# Work item
Return every line from the listing where the word "this" occurs.

### Given data ###

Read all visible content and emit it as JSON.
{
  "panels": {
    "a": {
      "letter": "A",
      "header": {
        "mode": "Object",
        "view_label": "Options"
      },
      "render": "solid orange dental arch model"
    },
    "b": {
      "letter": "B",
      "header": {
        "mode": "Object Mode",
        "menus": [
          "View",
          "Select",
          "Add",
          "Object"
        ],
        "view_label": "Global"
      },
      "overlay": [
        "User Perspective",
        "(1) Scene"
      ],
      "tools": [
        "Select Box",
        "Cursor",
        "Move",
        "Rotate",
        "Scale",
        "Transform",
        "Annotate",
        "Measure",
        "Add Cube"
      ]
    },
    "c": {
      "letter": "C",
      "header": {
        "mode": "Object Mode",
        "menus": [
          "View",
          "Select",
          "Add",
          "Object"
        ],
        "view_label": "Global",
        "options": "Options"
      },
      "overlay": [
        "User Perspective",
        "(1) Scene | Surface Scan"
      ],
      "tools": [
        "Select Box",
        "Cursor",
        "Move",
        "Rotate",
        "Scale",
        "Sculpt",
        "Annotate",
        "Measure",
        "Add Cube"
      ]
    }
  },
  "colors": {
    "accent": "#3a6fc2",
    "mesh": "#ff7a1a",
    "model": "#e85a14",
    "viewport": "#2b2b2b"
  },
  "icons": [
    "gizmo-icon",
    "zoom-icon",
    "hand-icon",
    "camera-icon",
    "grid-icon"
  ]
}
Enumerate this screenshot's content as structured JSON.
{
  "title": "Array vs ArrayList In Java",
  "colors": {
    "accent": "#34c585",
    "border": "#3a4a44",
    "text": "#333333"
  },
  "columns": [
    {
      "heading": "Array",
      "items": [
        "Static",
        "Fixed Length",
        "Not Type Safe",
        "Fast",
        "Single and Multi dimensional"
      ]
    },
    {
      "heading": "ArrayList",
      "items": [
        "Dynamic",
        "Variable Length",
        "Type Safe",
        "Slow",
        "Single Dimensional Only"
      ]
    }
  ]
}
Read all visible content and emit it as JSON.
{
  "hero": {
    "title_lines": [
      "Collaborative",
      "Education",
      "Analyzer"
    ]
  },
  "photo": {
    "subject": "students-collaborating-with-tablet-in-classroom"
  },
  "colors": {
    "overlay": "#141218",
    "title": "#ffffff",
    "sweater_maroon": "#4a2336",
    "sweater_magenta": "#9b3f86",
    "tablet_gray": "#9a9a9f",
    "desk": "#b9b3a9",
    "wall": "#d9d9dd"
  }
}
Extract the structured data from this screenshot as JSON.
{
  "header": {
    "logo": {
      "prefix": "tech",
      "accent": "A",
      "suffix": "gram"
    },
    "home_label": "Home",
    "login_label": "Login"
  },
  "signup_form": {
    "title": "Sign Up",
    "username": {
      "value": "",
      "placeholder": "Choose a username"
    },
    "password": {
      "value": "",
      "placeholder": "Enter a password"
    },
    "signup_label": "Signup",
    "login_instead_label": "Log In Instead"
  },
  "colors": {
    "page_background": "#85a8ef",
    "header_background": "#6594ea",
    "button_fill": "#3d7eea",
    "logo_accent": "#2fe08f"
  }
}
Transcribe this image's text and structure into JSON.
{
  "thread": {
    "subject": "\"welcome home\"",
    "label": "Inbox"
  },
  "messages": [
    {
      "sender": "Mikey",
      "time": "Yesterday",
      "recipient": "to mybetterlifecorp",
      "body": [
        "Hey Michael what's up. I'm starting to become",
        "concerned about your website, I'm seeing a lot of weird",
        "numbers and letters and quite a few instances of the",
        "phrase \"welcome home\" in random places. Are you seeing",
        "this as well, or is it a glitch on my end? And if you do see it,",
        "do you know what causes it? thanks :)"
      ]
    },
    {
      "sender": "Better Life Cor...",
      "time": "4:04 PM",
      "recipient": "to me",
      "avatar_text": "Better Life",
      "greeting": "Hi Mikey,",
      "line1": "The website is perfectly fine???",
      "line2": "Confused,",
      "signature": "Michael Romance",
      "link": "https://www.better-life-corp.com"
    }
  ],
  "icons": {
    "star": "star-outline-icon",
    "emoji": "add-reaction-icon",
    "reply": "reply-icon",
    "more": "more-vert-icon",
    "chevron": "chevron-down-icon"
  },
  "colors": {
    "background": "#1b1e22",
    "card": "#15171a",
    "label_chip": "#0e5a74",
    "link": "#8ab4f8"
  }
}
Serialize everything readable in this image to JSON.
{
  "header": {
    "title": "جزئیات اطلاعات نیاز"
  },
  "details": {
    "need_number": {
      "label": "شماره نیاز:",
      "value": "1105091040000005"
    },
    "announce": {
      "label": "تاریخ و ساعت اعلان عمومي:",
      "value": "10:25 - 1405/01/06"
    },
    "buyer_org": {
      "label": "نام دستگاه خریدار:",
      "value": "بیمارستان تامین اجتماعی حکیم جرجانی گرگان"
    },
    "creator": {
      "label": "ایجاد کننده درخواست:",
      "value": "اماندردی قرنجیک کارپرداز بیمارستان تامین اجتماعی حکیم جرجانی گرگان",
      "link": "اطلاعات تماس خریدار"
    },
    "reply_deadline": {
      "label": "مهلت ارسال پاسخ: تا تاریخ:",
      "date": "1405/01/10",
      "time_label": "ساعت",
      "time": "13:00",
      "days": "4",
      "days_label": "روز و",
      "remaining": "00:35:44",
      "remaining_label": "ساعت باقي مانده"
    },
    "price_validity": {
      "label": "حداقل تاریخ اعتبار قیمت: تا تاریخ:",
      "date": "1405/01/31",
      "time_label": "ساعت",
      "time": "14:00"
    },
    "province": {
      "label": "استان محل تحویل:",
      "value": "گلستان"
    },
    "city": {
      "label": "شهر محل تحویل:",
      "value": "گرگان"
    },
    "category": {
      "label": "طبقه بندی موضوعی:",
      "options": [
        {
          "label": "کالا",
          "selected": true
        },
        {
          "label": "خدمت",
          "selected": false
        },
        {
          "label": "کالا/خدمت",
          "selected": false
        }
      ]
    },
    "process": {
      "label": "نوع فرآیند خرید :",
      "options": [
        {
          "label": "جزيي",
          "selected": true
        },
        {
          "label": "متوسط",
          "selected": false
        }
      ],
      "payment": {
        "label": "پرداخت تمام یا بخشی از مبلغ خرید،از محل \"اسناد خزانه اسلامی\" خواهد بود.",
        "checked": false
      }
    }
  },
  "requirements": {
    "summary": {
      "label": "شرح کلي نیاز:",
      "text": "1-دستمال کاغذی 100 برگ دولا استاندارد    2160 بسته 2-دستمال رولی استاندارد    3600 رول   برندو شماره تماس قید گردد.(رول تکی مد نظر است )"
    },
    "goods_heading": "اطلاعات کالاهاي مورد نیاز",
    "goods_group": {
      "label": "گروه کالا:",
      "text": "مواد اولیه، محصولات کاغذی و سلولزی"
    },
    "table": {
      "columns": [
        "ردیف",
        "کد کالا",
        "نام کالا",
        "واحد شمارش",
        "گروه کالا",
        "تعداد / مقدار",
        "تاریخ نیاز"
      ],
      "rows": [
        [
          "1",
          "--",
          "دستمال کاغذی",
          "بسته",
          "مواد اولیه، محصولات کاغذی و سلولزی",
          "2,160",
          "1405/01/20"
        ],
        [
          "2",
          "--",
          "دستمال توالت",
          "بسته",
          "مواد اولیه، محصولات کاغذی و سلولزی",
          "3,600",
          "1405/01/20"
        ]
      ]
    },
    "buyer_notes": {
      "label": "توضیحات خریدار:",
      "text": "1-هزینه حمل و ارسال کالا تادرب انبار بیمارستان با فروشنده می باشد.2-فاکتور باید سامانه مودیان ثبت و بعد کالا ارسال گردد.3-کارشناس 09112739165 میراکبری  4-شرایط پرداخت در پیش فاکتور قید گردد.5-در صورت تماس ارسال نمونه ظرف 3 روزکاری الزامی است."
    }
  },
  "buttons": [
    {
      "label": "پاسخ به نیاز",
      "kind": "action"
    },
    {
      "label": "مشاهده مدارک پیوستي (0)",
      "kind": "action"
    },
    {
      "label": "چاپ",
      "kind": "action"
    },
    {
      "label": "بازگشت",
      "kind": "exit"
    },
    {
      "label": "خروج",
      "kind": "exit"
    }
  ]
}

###

# Solution to the problem
Enumerate this screenshot's content as structured JSON.
Extract the structured data from this screenshot as JSON.
Transcribe this image's text and structure into JSON.
        "this as well, or is it a glitch on my end? And if you do see it,",
Serialize everything readable in this image to JSON.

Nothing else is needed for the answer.